Counterweight uses a theoretical Evidence Based Quality Assessment model of continuous improvement to meet its aim of improving the management of overweight and obesity in adults (18–75 years) in various settings by achieving medically valuable weight loss 5-10% (5-10kg) and sustaining this weight loss at 2 years. 

Prior to developing Counterweight there was no documented audit of a weight management programme in primary care in the UK. The programme was founded on evidence based elements (e.g. for diet composition, exercise, methods and duration of delivery) but there was no existing model of accepted practice or best practice.

For that reason, there could be no “control” arm for a comparative study. Instead, the Counterweight Programme used evidence founded methods, based on the 1996 SIGN guidelines and generated the first evidence base for a comprehensive weight management service in primary care.

Future research will now be able to use the current Counterweight Programme as a fully evidence based model of good practice, from which to evaluate new, improved, components.

Key elements in the current evidence base are:
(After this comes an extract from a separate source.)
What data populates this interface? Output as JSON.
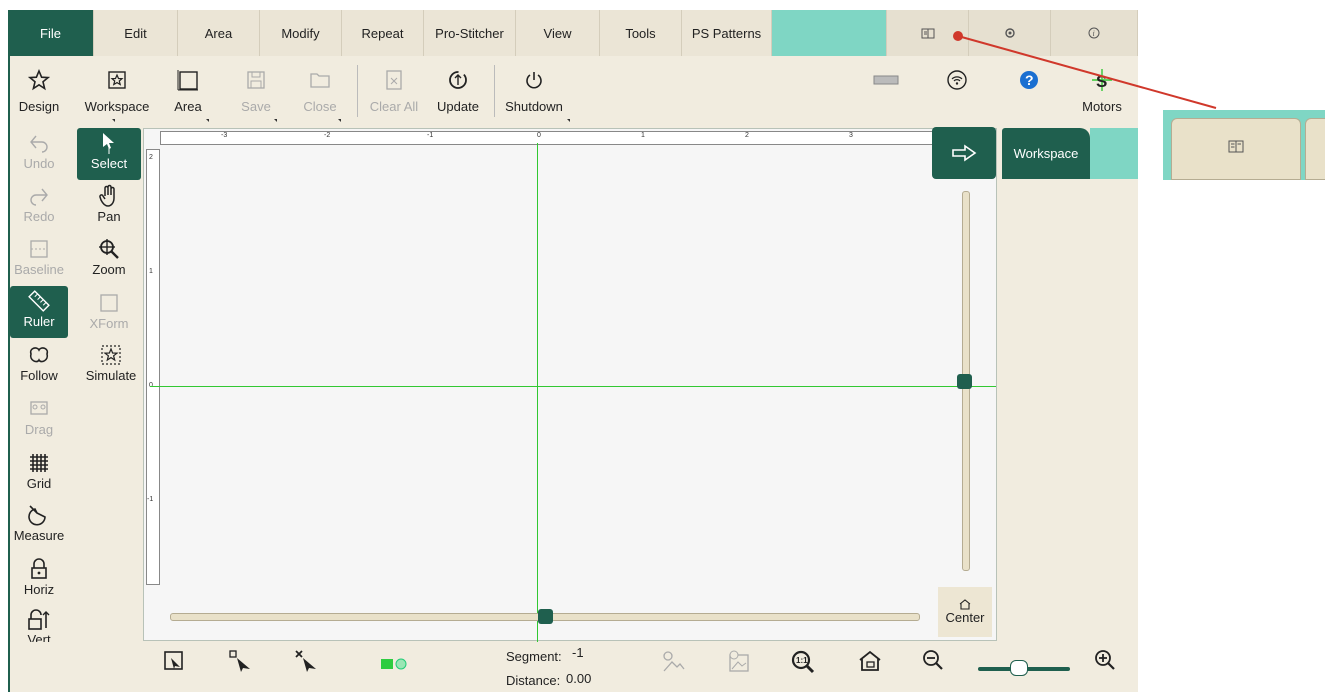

  • Minimal interventions e.g. email, flagging patients records and casual advice, are ineffective in generating weight loss or maintenance
  • Effective interventions have not yet been developed for children
  • Modest weight loss (5-10 kg) achieved by any intervention is effective in improving all CVD risk factors, except hypertension which often recurs despite weight loss maintenance
  • The Counterweight Programme is effective in providing >5% loss at 12-24 months for about 16% (1 in 6) of patients who enter the programme
  • Of those who attend 2/3 of appointments or more, about 50% are successful in losing and maintaining weight loss >5%
  • 10-20% of patients receiving anti-obesity drugs as part of the Counterweight Programme
  • The current Counterweight Programme is highly cost-effective. Reduced prescribing costs for successful patients are projected to out-weigh the total cost of providing the Counterweight Programme
  • Conventional weight management in primary care is not effective for treatment of severe and complicated obesity when loss of >15 kg is required.
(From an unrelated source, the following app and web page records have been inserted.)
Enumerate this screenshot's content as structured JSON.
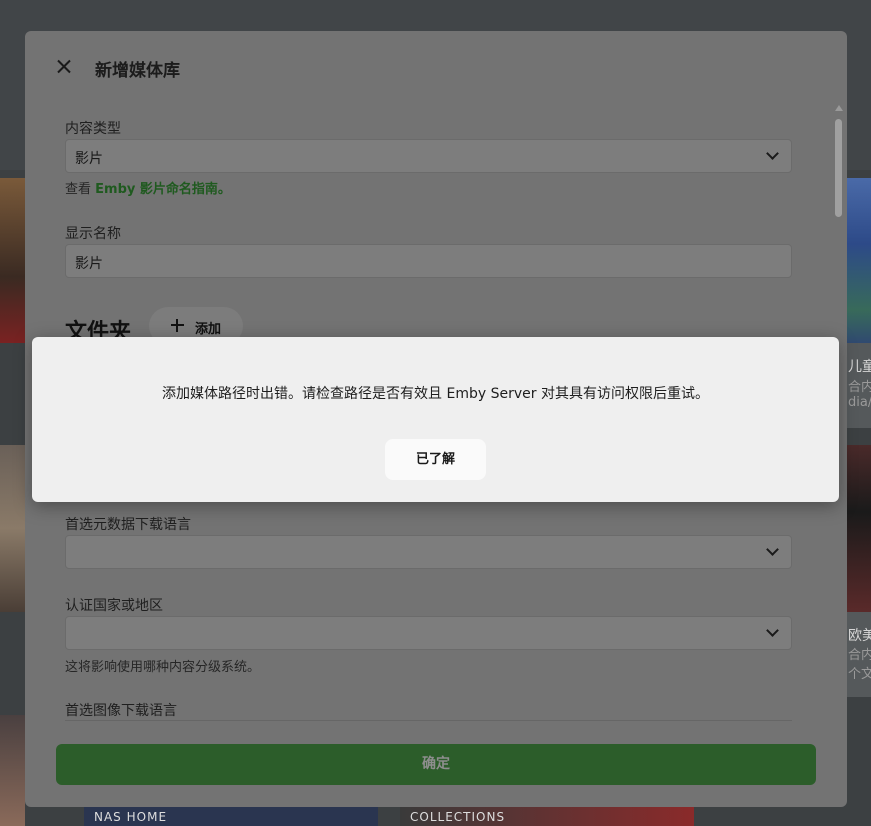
{
  "background": {
    "right_cards": [
      {
        "title": "儿童",
        "subtitle": "合内",
        "extra": "dia/"
      },
      {
        "title": "欧美",
        "subtitle": "合内",
        "extra": "个文"
      }
    ],
    "thumb_labels": [
      "NAS HOME",
      "COLLECTIONS"
    ]
  },
  "dialog": {
    "title": "新增媒体库",
    "content_type": {
      "label": "内容类型",
      "value": "影片"
    },
    "guide": {
      "prefix": "查看 ",
      "link": "Emby 影片命名指南。"
    },
    "display_name": {
      "label": "显示名称",
      "value": "影片"
    },
    "folders": {
      "title": "文件夹",
      "add_label": "添加"
    },
    "metadata_language": {
      "label": "首选元数据下载语言",
      "value": ""
    },
    "certification_country": {
      "label": "认证国家或地区",
      "value": "",
      "helper": "这将影响使用哪种内容分级系统。"
    },
    "image_language": {
      "label": "首选图像下载语言"
    },
    "confirm_label": "确定"
  },
  "alert": {
    "message": "添加媒体路径时出错。请检查路径是否有效且 Emby Server 对其具有访问权限后重试。",
    "button_label": "已了解"
  },
  "colors": {
    "confirm_button": "#2c5d2a",
    "link": "#1f5a1f",
    "dialog_bg": "#737373",
    "alert_bg": "#efefef"
  }
}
This evidence makes the Counterweight Programme a succesful lifestyle weight management programme for sustainable weight management in primary care and other settings.